Khao tom is a dish which is eaten all over South East Asia in one form or another, although the dish is most closely associated with Thailand and Laos.
Khao tom is a dish which comes in many varieties, it can be a savoury or sweet, contain meat or be a vegetarian dish, but the defining characteristic of all varieties of khao tom is that sticky rice and other ingredients are steamed in a banana leaf.
Ingredients for Khao Tom
In Thailand khao tom is normally eaten as a sweet dish and commonly referred to as khao tom mak. In its most basic form the dish consists of sticky rice sweetened with coconut milk and sugar and steamed with a slice of banana.
In Asia many sweet dishes include beans or taro (which is a bit like a sweet potato). In the version we made we used mung beans which were pre-soaked before being steamed.
The first step is to soak your sticky rice. Sticky rice also known as glutinous rice needs to be soaked first to soften it and then steamed. If you try to cook sticky rice the same way as normal rice using the ‘absorption’ method the rice won’t cook properly.
To make you khao tom mak you need banana leaf.

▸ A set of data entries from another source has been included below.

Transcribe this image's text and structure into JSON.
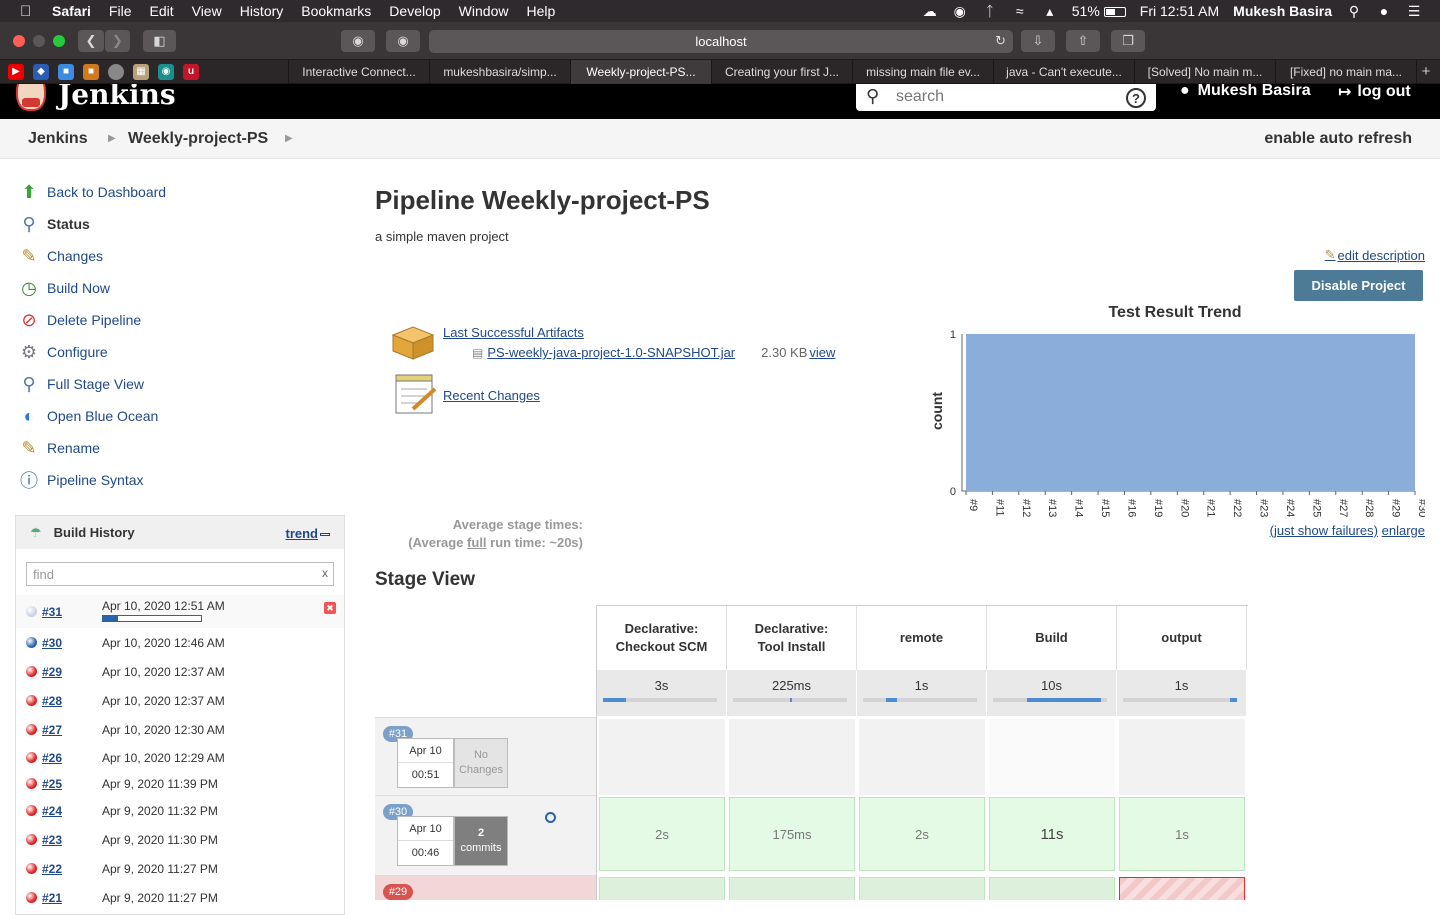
{
  "menubar": {
    "app": "Safari",
    "items": [
      "File",
      "Edit",
      "View",
      "History",
      "Bookmarks",
      "Develop",
      "Window",
      "Help"
    ],
    "battery": "51%",
    "clock": "Fri 12:51 AM",
    "user": "Mukesh Basira"
  },
  "browser": {
    "address": "localhost",
    "tabs": [
      {
        "label": "Interactive Connect..."
      },
      {
        "label": "mukeshbasira/simp..."
      },
      {
        "label": "Weekly-project-PS..."
      },
      {
        "label": "Creating your first J..."
      },
      {
        "label": "missing main file ev..."
      },
      {
        "label": "java - Can't execute..."
      },
      {
        "label": "[Solved] No main m..."
      },
      {
        "label": "[Fixed] no main ma..."
      }
    ]
  },
  "header": {
    "logo": "Jenkins",
    "search_placeholder": "search",
    "user": "Mukesh Basira",
    "logout": "log out"
  },
  "breadcrumb": {
    "items": [
      "Jenkins",
      "Weekly-project-PS"
    ],
    "auto_refresh": "enable auto refresh"
  },
  "sidebar": {
    "tasks": [
      {
        "label": "Back to Dashboard"
      },
      {
        "label": "Status"
      },
      {
        "label": "Changes"
      },
      {
        "label": "Build Now"
      },
      {
        "label": "Delete Pipeline"
      },
      {
        "label": "Configure"
      },
      {
        "label": "Full Stage View"
      },
      {
        "label": "Open Blue Ocean"
      },
      {
        "label": "Rename"
      },
      {
        "label": "Pipeline Syntax"
      }
    ]
  },
  "build_history": {
    "title": "Build History",
    "trend": "trend",
    "find_placeholder": "find",
    "clear": "x",
    "builds": [
      {
        "num": "#31",
        "date": "Apr 10, 2020 12:51 AM",
        "status": "running",
        "progress": 0.15
      },
      {
        "num": "#30",
        "date": "Apr 10, 2020 12:46 AM",
        "status": "success"
      },
      {
        "num": "#29",
        "date": "Apr 10, 2020 12:37 AM",
        "status": "failed"
      },
      {
        "num": "#28",
        "date": "Apr 10, 2020 12:37 AM",
        "status": "failed"
      },
      {
        "num": "#27",
        "date": "Apr 10, 2020 12:30 AM",
        "status": "failed"
      },
      {
        "num": "#26",
        "date": "Apr 10, 2020 12:29 AM",
        "status": "failed"
      },
      {
        "num": "#25",
        "date": "Apr 9, 2020 11:39 PM",
        "status": "failed"
      },
      {
        "num": "#24",
        "date": "Apr 9, 2020 11:32 PM",
        "status": "failed"
      },
      {
        "num": "#23",
        "date": "Apr 9, 2020 11:30 PM",
        "status": "failed"
      },
      {
        "num": "#22",
        "date": "Apr 9, 2020 11:27 PM",
        "status": "failed"
      },
      {
        "num": "#21",
        "date": "Apr 9, 2020 11:27 PM",
        "status": "failed"
      }
    ]
  },
  "main": {
    "title": "Pipeline Weekly-project-PS",
    "description": "a simple maven project",
    "edit_description": "edit description",
    "disable_button": "Disable Project",
    "last_successful_artifacts": "Last Successful Artifacts",
    "artifact": {
      "name": "PS-weekly-java-project-1.0-SNAPSHOT.jar",
      "size": "2.30 KB",
      "view": "view"
    },
    "recent_changes": "Recent Changes",
    "just_show_failures": "(just show failures)",
    "enlarge": "enlarge"
  },
  "chart_data": {
    "type": "area",
    "title": "Test Result Trend",
    "ylabel": "count",
    "xlabel": "",
    "categories": [
      "#9",
      "#11",
      "#12",
      "#13",
      "#14",
      "#15",
      "#16",
      "#19",
      "#20",
      "#21",
      "#22",
      "#23",
      "#24",
      "#25",
      "#27",
      "#28",
      "#29",
      "#30"
    ],
    "values": [
      1,
      1,
      1,
      1,
      1,
      1,
      1,
      1,
      1,
      1,
      1,
      1,
      1,
      1,
      1,
      1,
      1,
      1
    ],
    "ylim": [
      0,
      1
    ],
    "yticks": [
      "0",
      "1"
    ],
    "color": "#8aadd9"
  },
  "stage_view": {
    "title": "Stage View",
    "avg_label_1": "Average stage times:",
    "avg_label_2a": "(Average ",
    "avg_label_full": "full",
    "avg_label_2b": " run time: ~20s)",
    "stages": [
      {
        "name": "Declarative: Checkout SCM",
        "avg": "3s",
        "share": 0.2
      },
      {
        "name": "Declarative: Tool Install",
        "avg": "225ms",
        "share": 0.02
      },
      {
        "name": "remote",
        "avg": "1s",
        "share": 0.1
      },
      {
        "name": "Build",
        "avg": "10s",
        "share": 0.65
      },
      {
        "name": "output",
        "avg": "1s",
        "share": 0.06
      }
    ],
    "runs": [
      {
        "badge": "#31",
        "date": "Apr 10",
        "time": "00:51",
        "changes_line1": "No",
        "changes_line2": "Changes",
        "cells": [
          "",
          "",
          "",
          "",
          ""
        ]
      },
      {
        "badge": "#30",
        "date": "Apr 10",
        "time": "00:46",
        "changes_line1": "2",
        "changes_line2": "commits",
        "cells": [
          "2s",
          "175ms",
          "2s",
          "11s",
          "1s"
        ]
      },
      {
        "badge": "#29"
      }
    ]
  }
}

If you happen to have bananas growing in your garden then you need to cut the leaves down an hour or two before. Freshly cut banana leaves are very brittle and more likely to break if you try to bend them. If the leaves dry out a bit then they become more pliable.
The next stage in the process is to stream your sticky rice. It needs about 30 minutes. After you have steamed the rice it needs to be spread out on a board to separate the grains and remove any pockets of moisture.

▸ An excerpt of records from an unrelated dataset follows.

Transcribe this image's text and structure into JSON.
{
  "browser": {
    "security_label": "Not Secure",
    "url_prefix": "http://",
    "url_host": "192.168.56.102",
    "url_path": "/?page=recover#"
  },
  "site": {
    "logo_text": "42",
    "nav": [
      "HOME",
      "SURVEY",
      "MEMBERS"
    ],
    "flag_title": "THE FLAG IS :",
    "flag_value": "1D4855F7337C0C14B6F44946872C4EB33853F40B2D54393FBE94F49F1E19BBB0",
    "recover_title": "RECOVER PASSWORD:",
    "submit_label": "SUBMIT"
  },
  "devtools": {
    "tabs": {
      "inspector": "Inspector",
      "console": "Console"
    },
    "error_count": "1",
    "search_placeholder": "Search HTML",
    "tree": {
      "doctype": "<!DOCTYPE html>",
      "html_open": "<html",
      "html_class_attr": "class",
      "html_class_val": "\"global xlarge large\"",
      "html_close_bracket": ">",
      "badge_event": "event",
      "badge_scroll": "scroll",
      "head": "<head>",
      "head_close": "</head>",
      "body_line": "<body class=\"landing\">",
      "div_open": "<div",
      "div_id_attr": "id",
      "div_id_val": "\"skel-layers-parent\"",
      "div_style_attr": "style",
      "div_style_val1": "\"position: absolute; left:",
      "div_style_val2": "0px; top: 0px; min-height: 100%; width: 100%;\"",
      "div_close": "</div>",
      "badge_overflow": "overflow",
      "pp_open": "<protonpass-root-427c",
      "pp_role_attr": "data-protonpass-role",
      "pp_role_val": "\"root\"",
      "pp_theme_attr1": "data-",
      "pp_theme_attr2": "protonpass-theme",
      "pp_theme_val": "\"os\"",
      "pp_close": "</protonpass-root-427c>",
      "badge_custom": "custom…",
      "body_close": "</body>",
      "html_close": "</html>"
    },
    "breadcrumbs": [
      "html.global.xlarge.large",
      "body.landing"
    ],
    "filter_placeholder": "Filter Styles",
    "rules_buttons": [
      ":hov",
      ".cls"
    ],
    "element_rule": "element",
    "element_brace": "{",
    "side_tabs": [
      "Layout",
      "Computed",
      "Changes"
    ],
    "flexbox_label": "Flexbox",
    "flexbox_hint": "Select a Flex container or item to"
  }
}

Whilst your cooked sticky is cooling, you can start to assemble the khao tom mat. Start by heating the coconut milk and adding sugar, which should dissolve into the coconut milk.
Then add your cooked sticky rice and mung beans to the pan and mix well.
Next prepare rectangles of banana leaf, with a quarter of banana (cut length ways) on each piece of leaf, and spoon on the rice mixture. The banana will shrink in size so aim to aim the same volume of rice mixture as the size of the uncooked banana. Bear in mind that in South East Asia the native bananas tend to be short and fat. If you are using a longer variety of banana then you should half the banana in half before cutting it length ways.
Once the mixture is in the leaf, fold over the edges of the leaf to create a parcel and place it in to the steamer. The idea with dish is to do a batch of parcels at the same time. This dish keeps for two to three days in the fridge.
The khao tom need about 30 minutes in the steamer. You can tell when they are cooked by the change in the colour of the banana leaf. If you have some banana leaf left from making the parcels then do what Thai people do and place a large square over the top of the pile of khao tom mak, directly under the lid.
Leave the khao tom mak for at least 30 minutes before eating them. The ingredients will be very hot, and also if you try to eat them before they cool then the rice tends to stick to the leaf. In South East Asia the dish is generally prepared early in the morning several hours before it gets eaten. This is a very cheap dish to make (if you are in South East Asia) and it gets shared around or sold very cheaply in markets during the course of a day without needing to refrigerated.